Weir: Self-portraiture is a consistent line of Tabouret’s practice that captures fleeting states and more profound transformations. In Self-portrait double (2020), Tabouret metamorphosizes into a two-headed creature; Self-portrait as a vampire (2019), where her lips are smeared with blood, makes a disturbing pendant to earlier depictions of Les Mangeurs (2013), babies with their lips smeared with food.
The exhibition includes several devotional artifacts dating from centuries ago. Why were these included?
Weir: In February 2022, the artist gave birth to her first child, experiencing this intimate doubling, what Cixous describes as being ‘the locus for the other’ and ‘the intimate recipient who makes all metaphors possible and desirable’. This other embodied creative process is giving rise to new questions in Tabouret’s practice in regard to subjectivity, flesh, fluidity and creativity.
The two ‘Madri’ ex-voto sculptures in volcanic tuff included in the exhibition date from the 6th–3rd century BC and were given by women, in thanks for the children they had borne, to a temple probably dedicated to the Mater Matuta, the pre-Roman Italic divinity of dawn and fertility. They were discovered at Petrara in 1845, near ancient Capua, at a site where inscriptions were found on architectonic elements in Oscan, an Italic language of southern Italy. The statues are representations of the women devotees with their swaddled babies.
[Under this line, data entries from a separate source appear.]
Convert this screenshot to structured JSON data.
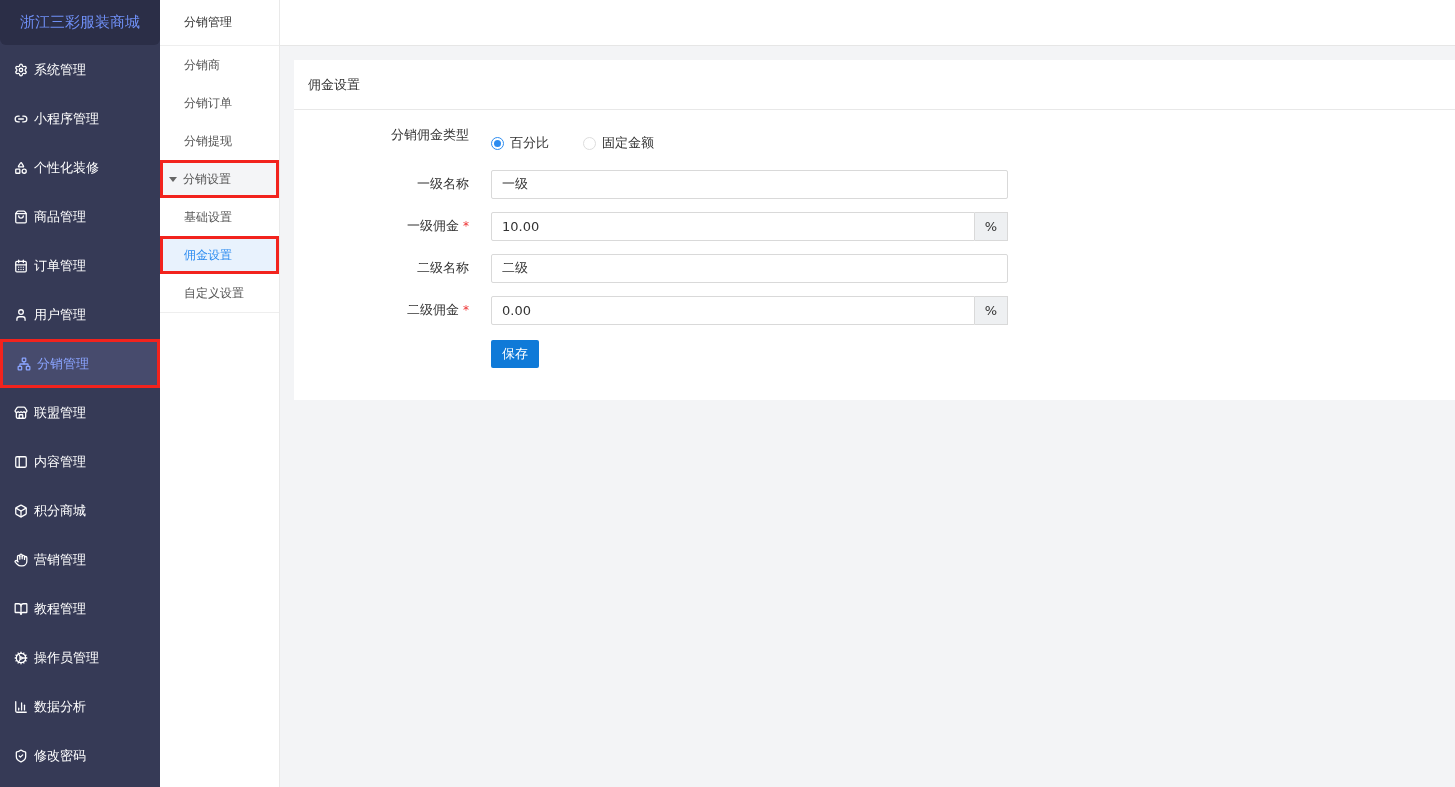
{
  "brand": "浙江三彩服装商城",
  "sidebar": {
    "items": [
      {
        "label": "系统管理",
        "selected": false,
        "annotated": false
      },
      {
        "label": "小程序管理",
        "selected": false,
        "annotated": false
      },
      {
        "label": "个性化装修",
        "selected": false,
        "annotated": false
      },
      {
        "label": "商品管理",
        "selected": false,
        "annotated": false
      },
      {
        "label": "订单管理",
        "selected": false,
        "annotated": false
      },
      {
        "label": "用户管理",
        "selected": false,
        "annotated": false
      },
      {
        "label": "分销管理",
        "selected": true,
        "annotated": true
      },
      {
        "label": "联盟管理",
        "selected": false,
        "annotated": false
      },
      {
        "label": "内容管理",
        "selected": false,
        "annotated": false
      },
      {
        "label": "积分商城",
        "selected": false,
        "annotated": false
      },
      {
        "label": "营销管理",
        "selected": false,
        "annotated": false
      },
      {
        "label": "教程管理",
        "selected": false,
        "annotated": false
      },
      {
        "label": "操作员管理",
        "selected": false,
        "annotated": false
      },
      {
        "label": "数据分析",
        "selected": false,
        "annotated": false
      },
      {
        "label": "修改密码",
        "selected": false,
        "annotated": false
      }
    ]
  },
  "submenu": {
    "title": "分销管理",
    "items": [
      {
        "label": "分销商",
        "selected": false,
        "annotated": false
      },
      {
        "label": "分销订单",
        "selected": false,
        "annotated": false
      },
      {
        "label": "分销提现",
        "selected": false,
        "annotated": false
      },
      {
        "label": "分销设置",
        "selected": false,
        "annotated": true,
        "expanded": true,
        "children": [
          {
            "label": "基础设置",
            "selected": false,
            "annotated": false
          },
          {
            "label": "佣金设置",
            "selected": true,
            "annotated": true
          }
        ]
      },
      {
        "label": "自定义设置",
        "selected": false,
        "annotated": false
      }
    ]
  },
  "card": {
    "title": "佣金设置",
    "fields": [
      {
        "kind": "radio",
        "label": "分销佣金类型",
        "options": [
          {
            "label": "百分比",
            "selected": true
          },
          {
            "label": "固定金额",
            "selected": false
          }
        ]
      },
      {
        "kind": "text",
        "label": "一级名称",
        "value": "一级"
      },
      {
        "kind": "addon",
        "label": "一级佣金",
        "required_mark": "*",
        "value": "10.00",
        "addon": "%"
      },
      {
        "kind": "text",
        "label": "二级名称",
        "value": "二级"
      },
      {
        "kind": "addon",
        "label": "二级佣金",
        "required_mark": "*",
        "value": "0.00",
        "addon": "%"
      }
    ],
    "save_button": "保存"
  }
}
Figures are central in much of the showcase, but they are accompanied by various sculptures that occupy vacant space. What role do these structures play in the exhibition?
Tabouret: La Cabane (2009) is a model of a tent or a hut, a temporary shelter. These types of structures tend to be transitory and ephemeral in nature. You can see this reference also in The Peace Commission Tent (2010), which depicts a tent that might be used for negotiations in a battle or other conflict. The absence of any figures in these works compared to other paintings in the exhibition gives us the feeling that something has happened here — this fleeting refuge has been abandoned.
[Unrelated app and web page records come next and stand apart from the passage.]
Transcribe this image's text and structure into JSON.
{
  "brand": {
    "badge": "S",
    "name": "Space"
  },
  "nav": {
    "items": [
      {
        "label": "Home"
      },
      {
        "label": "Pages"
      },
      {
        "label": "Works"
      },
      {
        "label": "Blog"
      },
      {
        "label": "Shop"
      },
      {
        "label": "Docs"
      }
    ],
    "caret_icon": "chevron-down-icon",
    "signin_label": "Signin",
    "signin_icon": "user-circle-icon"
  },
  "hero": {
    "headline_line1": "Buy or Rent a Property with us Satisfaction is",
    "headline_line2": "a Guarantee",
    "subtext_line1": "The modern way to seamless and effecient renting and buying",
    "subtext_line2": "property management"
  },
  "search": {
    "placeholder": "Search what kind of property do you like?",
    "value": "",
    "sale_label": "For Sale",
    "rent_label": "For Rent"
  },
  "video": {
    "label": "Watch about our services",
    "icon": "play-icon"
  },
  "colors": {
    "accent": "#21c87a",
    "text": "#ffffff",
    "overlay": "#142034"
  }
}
Weir: Empty houses and other forms of shelter without visible human occupation are a recurring subject in different groups of paintings, notably the Maison inondées, and in sculptures like La Cabane (2009) and Le Temple (2021). The Eclipse (2017) also creates an atmosphere of suspense through its very cinematographic staging in relation to unseen action ‘off screen’, perhaps the astronomical event mentioned in the title: the moon, associated with water and women, comes into conjunction with the force of the sun and the obscurity of the eclipse is an uncertain omen in a gathering crisis.
In The Team (2016) and The Spell (2018) we see various female figures in these transfixed poses. Are you referencing a photograph or historical painting in these works?
Tabouret: The starting point for The Team (2016) was a photo I found of a women’s basketball team, taken in the 1930s. I wanted this work to be celebratory, honoring each member of the team equally. There is no hierarchy between the figures- they all take the same amount of space and one is not more important than the other. Yet they also form one strong, singular unit that creates a powerful, towering composition.
The Spell (2018) was actually based off a photo of Nadia Comaneci, who is a Romanian gymnast. I’m always fascinated by the gestures and body language in sports, and in gymnastics their hand movements seem like mysterious choreography. I felt like she was casting a spell, or performing some secret ritual. So here the subject is transformed into a more strange, cryptic figure by cloaking her in black fabric and smearing her face with red paint. I wanted to create a sense of uneasiness, while retaining her strength.